Delivery of critical and historical issues to enhance the student's development within practice-based clusters. Content consists of selected thematic options in critical and historical areas facilitating and enhancing the development of both studio-based work and identity as a practitioner. Modes of delivery include lectures, seminars, tutorials, guest speakers, visits and placements.
In Year 3 you will focus on the development of a personal major project that may be closely connected to any research or written assignments that you have undertaken. The completion of written work and a number of professional skills seminars contextualise the studio projects.
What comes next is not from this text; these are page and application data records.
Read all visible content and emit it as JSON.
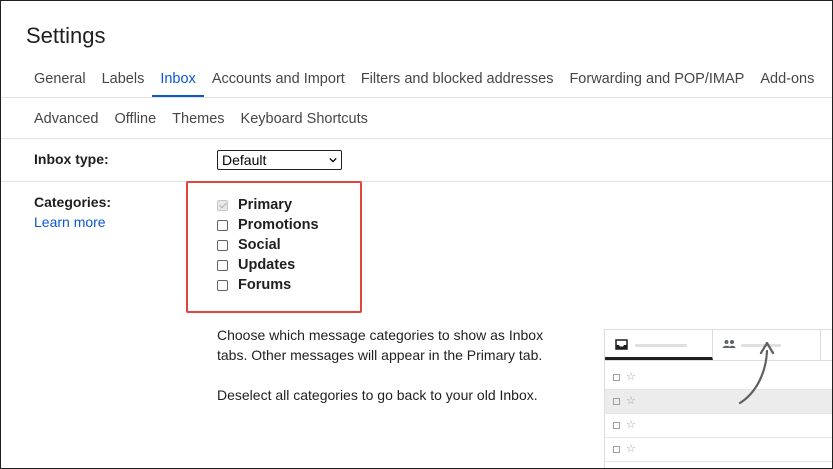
{
  "page": {
    "title": "Settings"
  },
  "tabs_row1": [
    {
      "label": "General",
      "active": false
    },
    {
      "label": "Labels",
      "active": false
    },
    {
      "label": "Inbox",
      "active": true
    },
    {
      "label": "Accounts and Import",
      "active": false
    },
    {
      "label": "Filters and blocked addresses",
      "active": false
    },
    {
      "label": "Forwarding and POP/IMAP",
      "active": false
    },
    {
      "label": "Add-ons",
      "active": false
    }
  ],
  "tabs_row2": [
    {
      "label": "Advanced"
    },
    {
      "label": "Offline"
    },
    {
      "label": "Themes"
    },
    {
      "label": "Keyboard Shortcuts"
    }
  ],
  "inbox_type": {
    "label": "Inbox type:",
    "selected": "Default"
  },
  "categories": {
    "label": "Categories:",
    "learn_more": "Learn more",
    "items": [
      {
        "label": "Primary",
        "checked": true,
        "disabled": true
      },
      {
        "label": "Promotions",
        "checked": false,
        "disabled": false
      },
      {
        "label": "Social",
        "checked": false,
        "disabled": false
      },
      {
        "label": "Updates",
        "checked": false,
        "disabled": false
      },
      {
        "label": "Forums",
        "checked": false,
        "disabled": false
      }
    ],
    "description_line1": "Choose which message categories to show as Inbox",
    "description_line2": "tabs. Other messages will appear in the Primary tab.",
    "deselect_note": "Deselect all categories to go back to your old Inbox."
  },
  "preview": {
    "tab_icons": [
      "inbox-icon",
      "people-icon"
    ],
    "star_glyph": "☆"
  },
  "colors": {
    "accent": "#0b57d0",
    "highlight_box": "#e4453a"
  }
}
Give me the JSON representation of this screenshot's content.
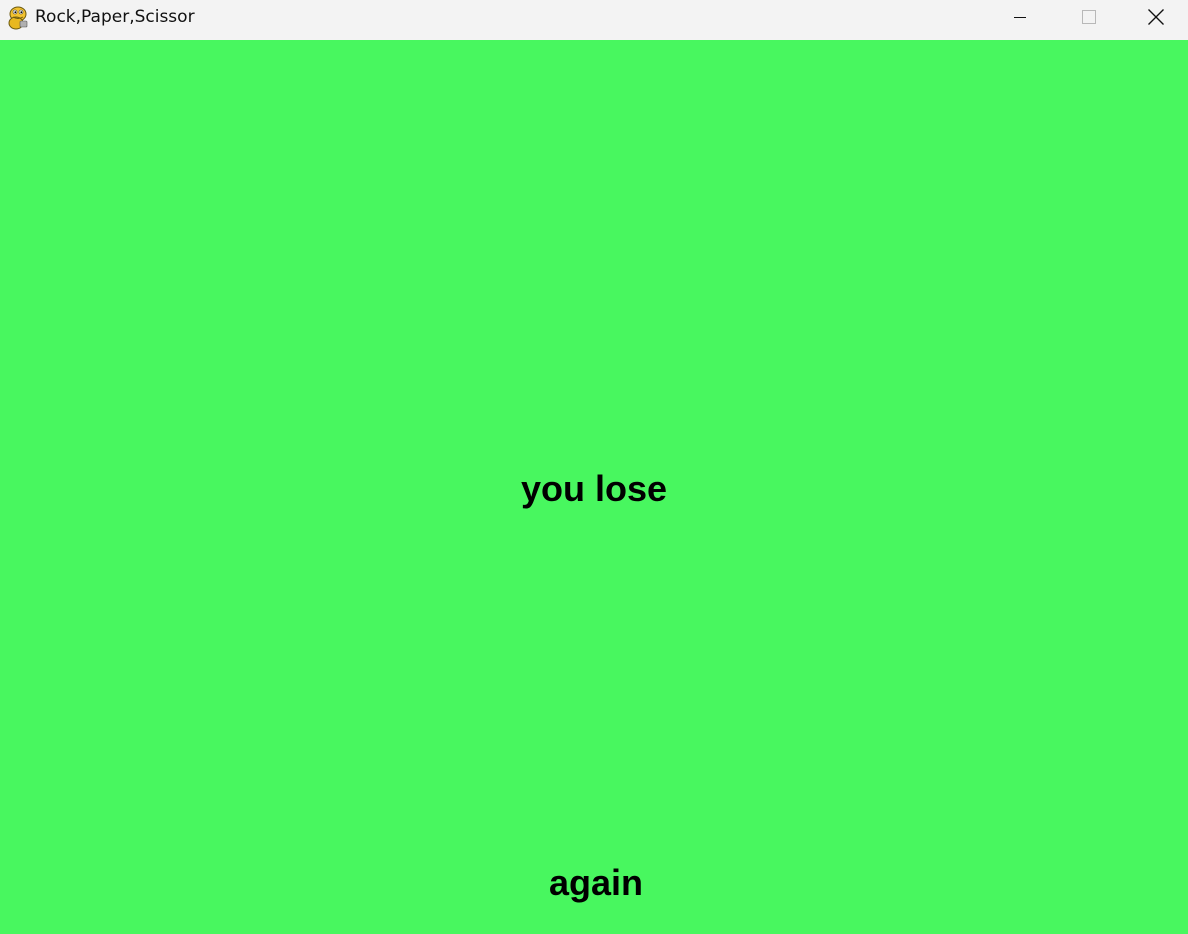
{
  "window": {
    "title": "Rock,Paper,Scissor",
    "app_icon": "pygame-snake-icon",
    "controls": {
      "minimize_icon": "minimize-icon",
      "maximize_icon": "maximize-icon",
      "close_icon": "close-icon"
    }
  },
  "game": {
    "background_color": "#48f75f",
    "result_text": "you lose",
    "again_label": "again",
    "text_color": "#000000"
  }
}
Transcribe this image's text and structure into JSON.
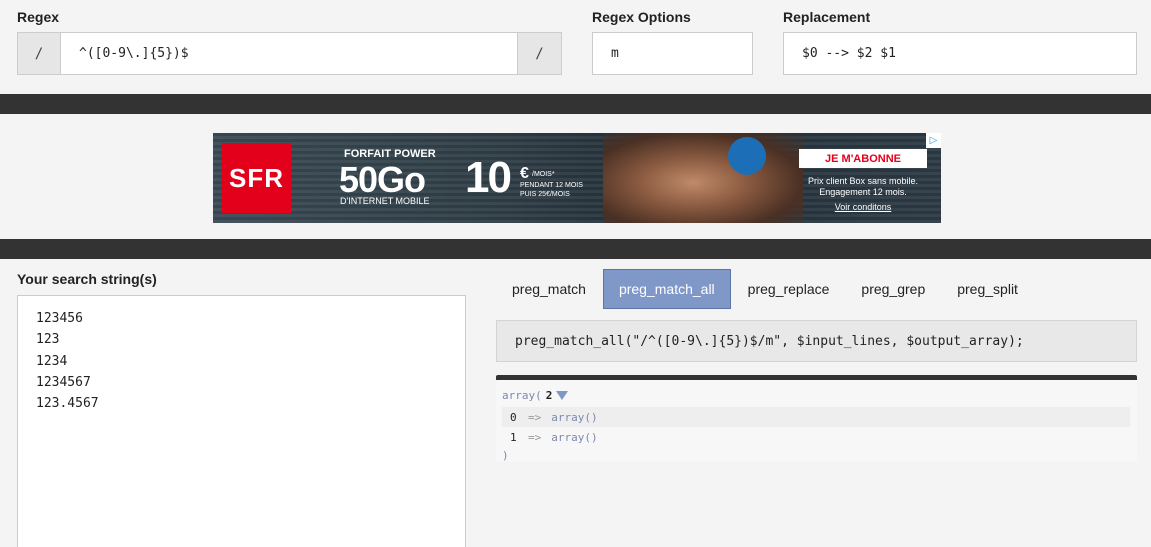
{
  "regex": {
    "label": "Regex",
    "left_delim": "/",
    "right_delim": "/",
    "pattern": "^([0-9\\.]{5})$"
  },
  "options": {
    "label": "Regex Options",
    "value": "m"
  },
  "replacement": {
    "label": "Replacement",
    "value": "$0 --> $2 $1"
  },
  "ad": {
    "brand": "SFR",
    "forfait": "FORFAIT POWER",
    "data_amount": "50Go",
    "internet": "D'INTERNET MOBILE",
    "price": "10",
    "currency": "€",
    "per_month": "/MOIS*",
    "duration": "PENDANT 12 MOIS PUIS 25€/MOIS",
    "cta": "JE M'ABONNE",
    "fine_print": "Prix client Box sans mobile. Engagement 12 mois.",
    "link": "Voir conditons"
  },
  "search": {
    "label": "Your search string(s)",
    "lines": [
      "123456",
      "123",
      "1234",
      "1234567",
      "123.4567"
    ]
  },
  "tabs": [
    {
      "label": "preg_match",
      "active": false
    },
    {
      "label": "preg_match_all",
      "active": true
    },
    {
      "label": "preg_replace",
      "active": false
    },
    {
      "label": "preg_grep",
      "active": false
    },
    {
      "label": "preg_split",
      "active": false
    }
  ],
  "code": "preg_match_all(\"/^([0-9\\.]{5})$/m\", $input_lines, $output_array);",
  "output": {
    "head": "array(",
    "count": "2",
    "rows": [
      {
        "key": "0",
        "arrow": "=>",
        "value": "array()"
      },
      {
        "key": "1",
        "arrow": "=>",
        "value": "array()"
      }
    ],
    "close": ")"
  },
  "colors": {
    "active_tab": "#7f98c7",
    "dark_bar": "#333333",
    "sfr_red": "#e3001b"
  }
}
This unit comprises the formulation, research, gestation, design development and presentation of a major project based on personal design related interests, possibly related to the extended essay. Main components include exploration of host building, development of appropriate design programme, feasibility exploration and consideration of building regulations, element detailing, material and furniture specification and professional presentation.
On the third year Unit X, there is a student authored final project leading to a showcase of finished work. The unit includes a brief generated by the student, which leads to the presentation of a significant body of final work. Collaborative and interdisciplinary work can be incorporated into the project in relation to the professional context and ambition of the student.
Programme of research and critical analysis of cultural and professional issues related to a student's individual practice interests.
Programme of research and critical analysis of cultural and professional issues related to a your individual practice interests. A negotiated project focused around an individually defined area appropriate to your aims and ambitions.
Continuous formative and summative assessment with feedback and discussion on completion of all units. The programme ends with a School of Art exhibition.
Professionalism is embedded in all aspects of the course through visits from respected Professional Critics from industry, Live projects and Unit X. Students are also supported and encouraged to seek self-directed work experience in vacation periods. Students have undertaken work experience in Manchester for companies such as Stephenson-Bell, Ian Simpson Architects, Start Judge Gill and Sheppard Robson, and in London for Imagination, Johnson-Naylor, Conran+Partners, Casson-Mann, Virgile+Stone to name a few. Many enterprising students use the vacation to seek work experience abroad and opportunities have arisen in Japan (Klein-Dytham) and Dubai (Paul Bishop Design), Australia and the US.
You can find further details about the curriculum in the Programme Specification Document.
Visit our online galleries to see examples of work by Interior Design students.
Graduates have gone on to be interior designers for leading design consultants and architects in the UK, Japan, Dubai and the USA.
Apply through UCAS.
You will be notified of our decision through UCAS.
|UCAS Tariff Points/Grades Required|
280 at A2 or equivalent (such as BTEC National Extended Diploma DMM at Level 3 or Advanced Diploma). If applying using Foundation Diploma in Art and Design a minimum of a Merit is required.
Learn more about MMU's Foundation Diploma in Art and Design.
|Specific GCSE Requirements|
GCSE Grade C (or acceptable alternative) in English language
|Non Tariffed Qualifications|
A relevant Level 3 Access to HE Diploma will be considered for entry to this course.
|International Baccalaureate||28 Points|
A minimum IELTS score of 6 with no element below 5.5 is required.
Check our MMU International site for further information if you are applying with non-UK qualifications.
UK and EU full-time students: £9,000
Non-EU full-time international students: £11,000
See Money Matters for further information and advice.